Arisba or Arisbe (Ancient Greek: Ἀρίσβη; Eth. Ἀρισβαἰος), was a town of Mysia, mentioned by Homer in the same line with Sestos and Abydus. It was between Percote and Abydus, a colony of Mytilene, founded by Scamandrius and Ascanius, son of Aeneas.
The army of Alexander the Great mustered here after crossing the Hellespont. When the wandering Gauls passed over into Asia, on the invitation of Attalus I, they occupied Arisba, but were soon defeated, in 216 BCE, by Prusias I of Bithynia. In Strabo's time the place was almost forgotten.
There are coins of Arisbe from the Roman emperor Trajan's time (early 2nd century), and also autonomous coins.
- Homer, Iliad 2.837
- Stephanus of Byzantium, Ethnica Ἀρίσβη
- Arrian, The Anabasis of Alexander 1.12
- Pol. 5.111
- Richard Talbert, ed. (2000). Barrington Atlas of the Greek and Roman World. Princeton University Press. p. 51, and directory notes accompanying.
- Lund University.
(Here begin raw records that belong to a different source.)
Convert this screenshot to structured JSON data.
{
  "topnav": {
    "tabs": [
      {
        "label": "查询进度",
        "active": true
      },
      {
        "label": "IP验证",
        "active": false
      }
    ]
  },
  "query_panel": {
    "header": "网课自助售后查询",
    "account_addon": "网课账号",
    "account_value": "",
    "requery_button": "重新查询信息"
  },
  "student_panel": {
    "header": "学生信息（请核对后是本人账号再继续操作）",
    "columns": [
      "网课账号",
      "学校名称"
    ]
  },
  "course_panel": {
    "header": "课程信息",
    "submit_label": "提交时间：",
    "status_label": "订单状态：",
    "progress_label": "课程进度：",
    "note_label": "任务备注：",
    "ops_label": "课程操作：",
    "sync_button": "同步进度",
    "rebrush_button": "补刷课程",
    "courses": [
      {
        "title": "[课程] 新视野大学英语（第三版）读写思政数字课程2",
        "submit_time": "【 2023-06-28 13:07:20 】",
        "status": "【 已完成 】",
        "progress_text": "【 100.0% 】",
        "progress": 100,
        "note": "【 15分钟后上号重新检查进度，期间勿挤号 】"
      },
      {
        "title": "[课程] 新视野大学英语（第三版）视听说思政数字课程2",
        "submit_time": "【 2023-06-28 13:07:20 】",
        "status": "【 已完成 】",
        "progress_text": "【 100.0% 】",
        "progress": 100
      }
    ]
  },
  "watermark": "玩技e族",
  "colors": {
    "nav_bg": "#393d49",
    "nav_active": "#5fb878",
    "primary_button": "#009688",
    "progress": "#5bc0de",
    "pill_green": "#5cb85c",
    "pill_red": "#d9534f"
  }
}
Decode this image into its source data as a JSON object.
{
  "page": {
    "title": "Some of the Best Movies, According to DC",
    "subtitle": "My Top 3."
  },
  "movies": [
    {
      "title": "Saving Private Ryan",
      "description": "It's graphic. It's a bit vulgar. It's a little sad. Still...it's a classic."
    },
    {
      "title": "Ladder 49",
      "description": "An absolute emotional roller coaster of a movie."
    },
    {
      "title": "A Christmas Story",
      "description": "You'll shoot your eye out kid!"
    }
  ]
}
Digital Atlas of the Roman Empire.
This article incorporates text from a publication now in the public domain: George Long (1854–1857). "Arisba". In Smith, William (ed.). Dictionary of Greek and Roman Geography. London: John Murray. p. 214.